    Depending on the siren selected, the cost is estimated at $24,000to $30,000.

    Brookhaven-Lincoln County Civil Defense Director Clifford Galleywill choose a particular siren and a location to place it. He willbring those decisions to the board in the form of arecommendation.

    Galley said his goal is to have a recommendation by the first boardmeeting in September. The board could approve the purchase at thattime.

    The board must also decide who will have the authority to initiatethe siren.

    Galley said he is weighing the difference in cost between sirenswith a one-mile radius and those with a two-mile radius.

    “Right now we are looking at putting it somewhere downtown to getthe most coverage,” Galley said.

    No opposition to the motion was voiced, though Ward Five AldermanD.W. Maxwell did issue a reminder that the phone alert systemsexamined by the board were significantly cheaper: $10,000 orless.

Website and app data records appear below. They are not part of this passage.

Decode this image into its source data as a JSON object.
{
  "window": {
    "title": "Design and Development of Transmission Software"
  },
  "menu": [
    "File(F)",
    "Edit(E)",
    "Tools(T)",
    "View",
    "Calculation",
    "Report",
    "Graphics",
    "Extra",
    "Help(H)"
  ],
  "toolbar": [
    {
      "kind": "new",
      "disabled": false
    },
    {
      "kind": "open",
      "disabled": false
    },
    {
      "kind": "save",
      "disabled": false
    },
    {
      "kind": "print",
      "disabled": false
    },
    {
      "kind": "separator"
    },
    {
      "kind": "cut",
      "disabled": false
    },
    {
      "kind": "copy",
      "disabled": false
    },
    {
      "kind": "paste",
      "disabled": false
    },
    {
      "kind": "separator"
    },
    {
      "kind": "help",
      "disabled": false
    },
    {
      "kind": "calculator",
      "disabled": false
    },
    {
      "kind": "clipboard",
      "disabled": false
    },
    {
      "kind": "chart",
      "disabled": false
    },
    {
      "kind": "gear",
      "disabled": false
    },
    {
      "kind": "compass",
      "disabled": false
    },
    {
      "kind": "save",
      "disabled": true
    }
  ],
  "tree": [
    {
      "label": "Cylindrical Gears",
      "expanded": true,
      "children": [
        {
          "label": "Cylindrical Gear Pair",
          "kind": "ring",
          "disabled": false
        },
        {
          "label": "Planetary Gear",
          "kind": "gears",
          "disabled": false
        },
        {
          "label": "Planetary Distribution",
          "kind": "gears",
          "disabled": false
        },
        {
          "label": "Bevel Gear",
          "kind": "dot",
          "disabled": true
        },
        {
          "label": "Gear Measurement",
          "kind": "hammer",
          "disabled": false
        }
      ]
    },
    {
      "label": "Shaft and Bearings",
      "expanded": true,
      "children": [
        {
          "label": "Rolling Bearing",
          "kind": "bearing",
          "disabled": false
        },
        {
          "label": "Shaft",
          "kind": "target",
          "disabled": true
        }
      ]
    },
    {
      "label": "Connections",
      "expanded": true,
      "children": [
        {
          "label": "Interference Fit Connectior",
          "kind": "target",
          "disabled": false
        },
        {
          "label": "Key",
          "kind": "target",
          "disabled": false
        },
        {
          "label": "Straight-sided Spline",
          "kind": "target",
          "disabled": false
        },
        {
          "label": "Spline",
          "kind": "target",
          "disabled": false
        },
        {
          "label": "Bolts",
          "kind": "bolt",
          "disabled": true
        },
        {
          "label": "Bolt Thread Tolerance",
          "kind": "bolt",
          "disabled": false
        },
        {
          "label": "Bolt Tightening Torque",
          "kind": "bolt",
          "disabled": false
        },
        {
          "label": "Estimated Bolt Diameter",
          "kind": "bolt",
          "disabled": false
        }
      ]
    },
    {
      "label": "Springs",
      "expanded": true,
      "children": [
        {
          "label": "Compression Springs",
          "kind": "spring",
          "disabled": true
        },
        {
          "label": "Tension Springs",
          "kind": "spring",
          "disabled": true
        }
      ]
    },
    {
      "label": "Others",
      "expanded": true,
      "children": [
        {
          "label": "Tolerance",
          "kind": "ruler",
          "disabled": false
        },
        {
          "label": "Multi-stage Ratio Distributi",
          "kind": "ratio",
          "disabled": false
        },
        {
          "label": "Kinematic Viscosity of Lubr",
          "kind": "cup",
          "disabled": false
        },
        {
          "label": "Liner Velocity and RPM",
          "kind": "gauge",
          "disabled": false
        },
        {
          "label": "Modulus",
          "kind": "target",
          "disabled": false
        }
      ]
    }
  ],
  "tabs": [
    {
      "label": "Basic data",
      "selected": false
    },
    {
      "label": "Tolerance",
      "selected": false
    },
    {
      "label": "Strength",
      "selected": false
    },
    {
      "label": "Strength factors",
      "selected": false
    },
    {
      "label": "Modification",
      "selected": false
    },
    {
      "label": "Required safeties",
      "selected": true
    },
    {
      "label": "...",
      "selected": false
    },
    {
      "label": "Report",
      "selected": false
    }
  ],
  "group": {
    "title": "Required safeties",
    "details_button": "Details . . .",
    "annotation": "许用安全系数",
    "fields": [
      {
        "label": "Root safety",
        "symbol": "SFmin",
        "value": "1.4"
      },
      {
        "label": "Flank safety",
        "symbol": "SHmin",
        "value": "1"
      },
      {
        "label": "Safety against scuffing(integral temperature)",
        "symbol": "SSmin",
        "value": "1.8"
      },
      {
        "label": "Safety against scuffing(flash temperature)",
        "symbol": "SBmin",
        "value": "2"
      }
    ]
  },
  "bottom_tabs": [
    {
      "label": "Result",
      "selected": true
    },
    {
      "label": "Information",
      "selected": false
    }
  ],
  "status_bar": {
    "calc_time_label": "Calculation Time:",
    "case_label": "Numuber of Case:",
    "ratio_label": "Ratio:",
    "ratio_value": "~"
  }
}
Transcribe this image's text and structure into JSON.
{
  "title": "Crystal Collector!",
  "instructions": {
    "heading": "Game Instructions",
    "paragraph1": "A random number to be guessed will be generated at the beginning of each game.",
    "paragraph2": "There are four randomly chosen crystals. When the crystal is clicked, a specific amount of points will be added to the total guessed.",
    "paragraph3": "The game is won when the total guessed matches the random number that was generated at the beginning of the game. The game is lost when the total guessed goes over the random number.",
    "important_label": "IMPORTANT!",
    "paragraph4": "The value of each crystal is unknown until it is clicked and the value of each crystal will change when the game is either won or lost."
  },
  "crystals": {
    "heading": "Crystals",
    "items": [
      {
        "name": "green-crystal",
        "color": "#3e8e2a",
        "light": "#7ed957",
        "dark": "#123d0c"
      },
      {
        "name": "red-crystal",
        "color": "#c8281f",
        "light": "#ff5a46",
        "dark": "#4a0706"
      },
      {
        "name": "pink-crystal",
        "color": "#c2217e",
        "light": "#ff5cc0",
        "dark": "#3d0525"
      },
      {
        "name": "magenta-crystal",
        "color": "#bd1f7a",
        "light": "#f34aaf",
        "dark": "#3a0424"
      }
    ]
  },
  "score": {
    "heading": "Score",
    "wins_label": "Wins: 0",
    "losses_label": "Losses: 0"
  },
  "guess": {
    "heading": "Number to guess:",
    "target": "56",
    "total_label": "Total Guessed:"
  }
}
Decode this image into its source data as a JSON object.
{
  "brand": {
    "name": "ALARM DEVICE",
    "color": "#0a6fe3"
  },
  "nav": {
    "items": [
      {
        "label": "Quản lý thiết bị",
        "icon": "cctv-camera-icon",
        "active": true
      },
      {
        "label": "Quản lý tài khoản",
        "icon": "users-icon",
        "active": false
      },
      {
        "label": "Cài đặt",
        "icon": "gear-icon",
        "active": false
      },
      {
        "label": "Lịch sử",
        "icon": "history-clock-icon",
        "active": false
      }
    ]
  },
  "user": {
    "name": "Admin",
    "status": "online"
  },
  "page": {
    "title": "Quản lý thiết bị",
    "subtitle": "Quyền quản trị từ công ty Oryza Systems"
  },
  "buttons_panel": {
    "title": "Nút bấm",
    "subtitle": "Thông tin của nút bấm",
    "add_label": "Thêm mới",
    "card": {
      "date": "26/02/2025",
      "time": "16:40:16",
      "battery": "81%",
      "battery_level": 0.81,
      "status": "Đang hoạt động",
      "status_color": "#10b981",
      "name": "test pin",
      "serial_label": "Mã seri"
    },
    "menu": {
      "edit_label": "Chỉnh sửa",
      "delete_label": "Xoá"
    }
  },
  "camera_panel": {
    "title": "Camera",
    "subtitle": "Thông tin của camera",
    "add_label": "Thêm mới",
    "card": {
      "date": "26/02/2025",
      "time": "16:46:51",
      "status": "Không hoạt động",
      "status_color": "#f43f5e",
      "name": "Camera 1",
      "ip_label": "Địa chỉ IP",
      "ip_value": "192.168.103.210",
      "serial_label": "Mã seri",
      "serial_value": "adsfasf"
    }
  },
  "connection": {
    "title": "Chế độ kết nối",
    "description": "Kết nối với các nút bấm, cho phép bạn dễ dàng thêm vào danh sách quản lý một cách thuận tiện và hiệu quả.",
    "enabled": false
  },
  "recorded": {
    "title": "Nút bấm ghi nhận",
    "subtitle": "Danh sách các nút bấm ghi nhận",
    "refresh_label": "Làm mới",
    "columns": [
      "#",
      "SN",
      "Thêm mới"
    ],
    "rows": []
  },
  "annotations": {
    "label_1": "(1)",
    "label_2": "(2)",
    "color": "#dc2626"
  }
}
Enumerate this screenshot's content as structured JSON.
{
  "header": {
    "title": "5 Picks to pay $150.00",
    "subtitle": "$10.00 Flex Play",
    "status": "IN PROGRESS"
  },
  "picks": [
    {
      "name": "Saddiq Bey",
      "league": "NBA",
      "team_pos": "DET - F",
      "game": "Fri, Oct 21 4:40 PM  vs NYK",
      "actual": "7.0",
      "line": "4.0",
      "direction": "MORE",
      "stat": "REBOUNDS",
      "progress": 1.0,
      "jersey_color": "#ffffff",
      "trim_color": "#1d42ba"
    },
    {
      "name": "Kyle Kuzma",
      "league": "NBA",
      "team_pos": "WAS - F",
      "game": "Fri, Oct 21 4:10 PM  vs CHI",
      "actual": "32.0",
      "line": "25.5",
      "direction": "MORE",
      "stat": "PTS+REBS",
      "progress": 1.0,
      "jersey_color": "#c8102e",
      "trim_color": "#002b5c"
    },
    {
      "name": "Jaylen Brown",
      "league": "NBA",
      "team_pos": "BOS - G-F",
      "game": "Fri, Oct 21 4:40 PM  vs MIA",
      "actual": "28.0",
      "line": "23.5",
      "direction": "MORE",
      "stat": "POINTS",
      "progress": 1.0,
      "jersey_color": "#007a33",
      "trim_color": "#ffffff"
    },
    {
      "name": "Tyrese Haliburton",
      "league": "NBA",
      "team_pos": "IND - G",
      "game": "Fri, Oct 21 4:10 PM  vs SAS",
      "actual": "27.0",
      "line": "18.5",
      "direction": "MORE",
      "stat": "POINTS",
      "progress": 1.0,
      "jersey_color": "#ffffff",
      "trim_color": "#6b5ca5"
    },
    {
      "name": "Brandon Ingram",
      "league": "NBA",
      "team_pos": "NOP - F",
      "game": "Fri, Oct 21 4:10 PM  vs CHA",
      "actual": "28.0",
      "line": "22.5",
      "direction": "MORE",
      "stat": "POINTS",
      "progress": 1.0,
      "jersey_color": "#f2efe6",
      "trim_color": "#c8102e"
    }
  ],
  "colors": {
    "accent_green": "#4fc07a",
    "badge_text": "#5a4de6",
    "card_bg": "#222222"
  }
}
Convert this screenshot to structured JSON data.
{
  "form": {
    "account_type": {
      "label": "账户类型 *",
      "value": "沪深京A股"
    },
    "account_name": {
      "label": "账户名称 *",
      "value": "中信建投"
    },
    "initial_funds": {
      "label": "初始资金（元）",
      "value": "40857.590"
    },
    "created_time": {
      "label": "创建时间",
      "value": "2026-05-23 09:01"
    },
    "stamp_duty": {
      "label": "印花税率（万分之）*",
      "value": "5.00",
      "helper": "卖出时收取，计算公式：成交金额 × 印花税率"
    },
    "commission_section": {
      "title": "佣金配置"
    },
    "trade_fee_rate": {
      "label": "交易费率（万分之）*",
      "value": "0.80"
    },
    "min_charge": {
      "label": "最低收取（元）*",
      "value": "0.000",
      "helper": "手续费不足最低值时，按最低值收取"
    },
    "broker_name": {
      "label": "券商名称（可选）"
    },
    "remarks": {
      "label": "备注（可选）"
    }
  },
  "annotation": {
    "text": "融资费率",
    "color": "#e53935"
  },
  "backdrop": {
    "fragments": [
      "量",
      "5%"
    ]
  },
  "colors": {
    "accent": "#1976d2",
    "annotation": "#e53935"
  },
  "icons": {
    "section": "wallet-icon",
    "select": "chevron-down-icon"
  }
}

    In response, Cameron and Phillips both emphasized the need toremedy the city’s absence of a weather alert system quickly.

    Phillips explained that tornado sirens were running in Joplin, Mo.,approximately 20 minutes before that city was struck by adestructive tornado in May.

    “They still had loss of life. Where would Brookhaven be withouteven that (a siren)?” Phillips said.

    Phillips also said that phone alerts have limitations, such as thepotential of low participation, and said the city ultimately needsboth.

    “Both sirens and calls are great tools,” Phillips said. “We needboth to offer our citizens a level of security they haven’t hadbefore.”

    Maxwell also asked if any Lincoln County leaders had offered input.Phillips said he and Cameron had not talked to any county officialsbecause of the ongoing elections.

    The board also took action Tuesday to put an animal control officerback into the police force.

    Police Chief Pap Henderson recommended the hiring of twocandidates: Andy Leggett and Sharon Norton.

    Leggett was approved at a wage of $9.50 an hour, and Norton at$10.50 per hour.

    Henderson also made a request, approved by the city, that fineslevied against the owners of animals that must be picked up beincreased from $10 to $30.

    “We got to get people’s attention. $10 is not getting anyone’sattention,” Henderson said.

    The board further approved a bid of $49,435.30 by T & SServices to undertake the Linbrook Business Park landscapingproject.